Tasting: 4 Sandhi Sta. Rita Hills Chardonnays

Drink Lists wine
Share Tweet Submit Pin
Tasting: 4 Sandhi Sta. Rita Hills Chardonnays

If there’s one grape varietal casual wine drinkers love to hate, it’s Chardonnay, especially when that Chardonnay hails from California. California Chardonnays have, in years past, been deemed aggressively oaked, too buttery and just overall flabby and uninteresting. It’s become an image problem for serious Chardonnay producers; even InsideHook declared Chardonnay “the calling card of Karens everywhere.” But times have changed, and winemakers are trying to appeal to a more modern sense of taste that prizes perceptible acidity and balance.

It’s easy to disregard entire grapes or entire regions because you’ve experienced less-than-delicious wines from them in the past, but Sta. Rita Hills Chardonnays deserve a second sip.

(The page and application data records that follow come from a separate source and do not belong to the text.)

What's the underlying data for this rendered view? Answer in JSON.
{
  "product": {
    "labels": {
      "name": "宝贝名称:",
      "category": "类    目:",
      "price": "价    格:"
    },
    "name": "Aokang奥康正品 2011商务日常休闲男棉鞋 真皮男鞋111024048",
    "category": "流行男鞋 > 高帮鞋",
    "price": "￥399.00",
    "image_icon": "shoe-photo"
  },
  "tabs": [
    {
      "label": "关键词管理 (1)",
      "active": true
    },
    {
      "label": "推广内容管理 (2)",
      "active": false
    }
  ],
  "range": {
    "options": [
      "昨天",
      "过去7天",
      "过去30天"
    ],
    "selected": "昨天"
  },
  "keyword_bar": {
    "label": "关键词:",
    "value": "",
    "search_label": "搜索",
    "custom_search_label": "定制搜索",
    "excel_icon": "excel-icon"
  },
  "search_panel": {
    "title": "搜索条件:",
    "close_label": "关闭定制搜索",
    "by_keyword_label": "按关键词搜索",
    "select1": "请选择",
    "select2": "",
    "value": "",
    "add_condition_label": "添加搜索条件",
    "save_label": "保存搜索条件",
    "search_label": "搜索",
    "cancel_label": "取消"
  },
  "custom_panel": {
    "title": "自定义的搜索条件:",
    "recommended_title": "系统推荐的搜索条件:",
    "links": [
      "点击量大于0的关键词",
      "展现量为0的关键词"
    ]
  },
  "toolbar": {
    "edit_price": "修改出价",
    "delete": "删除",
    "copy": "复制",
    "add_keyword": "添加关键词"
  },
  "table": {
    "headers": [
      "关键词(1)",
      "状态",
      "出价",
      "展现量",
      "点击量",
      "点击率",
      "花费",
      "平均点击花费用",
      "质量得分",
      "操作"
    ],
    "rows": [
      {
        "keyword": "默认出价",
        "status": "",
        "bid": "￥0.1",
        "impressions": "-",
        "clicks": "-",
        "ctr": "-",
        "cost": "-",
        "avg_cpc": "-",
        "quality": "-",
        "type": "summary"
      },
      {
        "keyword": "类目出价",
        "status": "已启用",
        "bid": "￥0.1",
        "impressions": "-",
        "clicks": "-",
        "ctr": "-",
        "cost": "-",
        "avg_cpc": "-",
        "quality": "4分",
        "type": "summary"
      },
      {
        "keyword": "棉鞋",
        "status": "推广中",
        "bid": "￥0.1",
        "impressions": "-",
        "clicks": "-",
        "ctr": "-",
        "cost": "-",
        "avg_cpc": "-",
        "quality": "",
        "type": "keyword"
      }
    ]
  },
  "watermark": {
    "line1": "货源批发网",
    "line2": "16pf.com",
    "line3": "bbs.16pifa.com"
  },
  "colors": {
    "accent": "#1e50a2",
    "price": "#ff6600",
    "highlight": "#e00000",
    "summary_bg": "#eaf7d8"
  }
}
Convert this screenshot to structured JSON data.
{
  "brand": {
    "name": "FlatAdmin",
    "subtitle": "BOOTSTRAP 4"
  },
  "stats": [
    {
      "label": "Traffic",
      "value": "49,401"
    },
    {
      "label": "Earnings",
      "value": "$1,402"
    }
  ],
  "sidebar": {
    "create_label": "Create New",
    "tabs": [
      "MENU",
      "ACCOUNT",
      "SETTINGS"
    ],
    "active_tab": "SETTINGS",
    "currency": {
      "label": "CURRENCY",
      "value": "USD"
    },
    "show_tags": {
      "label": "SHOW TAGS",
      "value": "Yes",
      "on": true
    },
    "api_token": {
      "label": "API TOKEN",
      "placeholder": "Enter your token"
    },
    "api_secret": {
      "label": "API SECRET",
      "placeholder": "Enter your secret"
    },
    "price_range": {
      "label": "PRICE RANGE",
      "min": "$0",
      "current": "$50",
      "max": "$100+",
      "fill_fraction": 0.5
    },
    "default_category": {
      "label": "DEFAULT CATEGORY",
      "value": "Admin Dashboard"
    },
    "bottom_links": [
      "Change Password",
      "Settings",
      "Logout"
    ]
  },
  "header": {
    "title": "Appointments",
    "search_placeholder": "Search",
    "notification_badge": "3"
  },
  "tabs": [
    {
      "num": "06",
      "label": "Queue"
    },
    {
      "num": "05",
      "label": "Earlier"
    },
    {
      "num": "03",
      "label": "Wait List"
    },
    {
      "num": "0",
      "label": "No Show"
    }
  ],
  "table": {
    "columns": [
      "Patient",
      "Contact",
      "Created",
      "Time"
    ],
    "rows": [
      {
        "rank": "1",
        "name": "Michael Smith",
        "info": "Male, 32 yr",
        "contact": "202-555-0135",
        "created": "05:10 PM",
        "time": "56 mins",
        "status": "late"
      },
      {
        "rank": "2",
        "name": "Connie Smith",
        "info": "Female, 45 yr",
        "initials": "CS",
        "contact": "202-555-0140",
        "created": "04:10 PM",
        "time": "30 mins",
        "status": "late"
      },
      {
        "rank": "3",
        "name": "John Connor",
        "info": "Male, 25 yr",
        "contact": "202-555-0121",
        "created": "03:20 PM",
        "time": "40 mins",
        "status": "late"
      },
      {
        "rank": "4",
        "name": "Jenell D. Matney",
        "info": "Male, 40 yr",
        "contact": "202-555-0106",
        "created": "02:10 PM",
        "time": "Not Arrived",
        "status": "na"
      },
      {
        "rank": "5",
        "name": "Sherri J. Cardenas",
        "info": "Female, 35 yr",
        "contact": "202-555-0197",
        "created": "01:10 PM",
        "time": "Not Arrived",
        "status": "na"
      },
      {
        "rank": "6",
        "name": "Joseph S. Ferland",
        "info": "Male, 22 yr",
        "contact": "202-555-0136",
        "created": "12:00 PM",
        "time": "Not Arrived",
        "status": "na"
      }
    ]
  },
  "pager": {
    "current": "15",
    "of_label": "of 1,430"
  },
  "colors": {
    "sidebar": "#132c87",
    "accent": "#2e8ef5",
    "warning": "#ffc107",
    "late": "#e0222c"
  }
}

From easy-to-drink, acid-driven numbers to complex, well-structured special occasion wines, Sandhi, a collaborative project from winemakers Sashi Moorman and Rajat Parr, displays what California Chardonnays can be at their best. I tasted four expressions of the grape from Sandhi and discovered that this region’s Chardonnays have an identity all their own.


Sandhi Sta. Rita Hills Chardonnay 2020

bottle1.png

Those who love bright, refreshing wines will fall for the Sandhi Sta. Rita Hills Chardonnay 2020. On the nose, green apple and lemon peel are at the forefront, while notes of peach, honeysuckle and wet stone appear on the palate. There’s plenty of acid here, showing how Sandhi is committed to offering its drinkers a different style of Chardonnay than they may be used to. This wine is ultimately easy to drink with just enough complexity to keep things interesting without seeming too fussy.


Sandhi Sanford & Benedict Chardonnay 2020

bottle2.png

The next wine I tried, the Sandhi Sanford & Benedict Chardonnay 2020, comes, as the name suggests, from the Sanford & Benedict Vineyard, which just happens to be the first vineyard planted in the region back in 1971. The oak is definitely perceptible in this expression of Chardonnay, but it’s restrained and well-balanced. It offers a lovely nutty, almond layer to the fresh pear, green apple and lemon curd notes. I would serve this to both California Chardonnay lovers and haters—those who are interested in that oakiness won’t be disappointed, but those who tend to dread too much oak might find that this wine offers an unexpected surprise.


Sandhi Rinconada Chardonnay 2020

bottle3.png

To me, the Sandhi Rinconada Chardonnay 2020, grown in the first certified organic vineyard in the region, is the most robust of the bunch with the most perceptible oak. But that’s not a bad thing—the bracing acidity gives it a sense of balance that allow these strong, outspoken flavors to come to the forefront. Notes of pistachio, almond and nectarine give way to a floral, herbal quality that makes you want to keep sipping. It may smell like crème brûlée on the nose, but don’t think that means it’s not a wine that can be paired with a wide array of dishes. For those interested in exploring the world of oaked whites without feeling like they’re drinking liquid forest, Sandhi’s Rinconada Chardonnay is a great place to start.


Sandhi Romance Chardonnay 2020

bottle4.png

Out of all the Chardonnays I tried from Sandhi, the 2020 Romance Chardonnay was by far my favorite. This wine is such a treat. There’s an earthiness and a minerality to it that plays with fresh notes of lemon juice, parsley and honeysuckle. It’s complex; each sip presents a new layer with more to discover. As it opens, you experience more of its rich texture as it develops from super-fresh to deeper and more concentrated flavors. It spent 11 months in a 500-liter puncheon, but the oak is exceptionally subtle and well-integrated. The winemaker predicts this wine will age well, so I hope I’ll get to try it again in a few years.


Samantha Maxwell is a food writer and editor based in Boston. Follow her on Twitter at @samseating.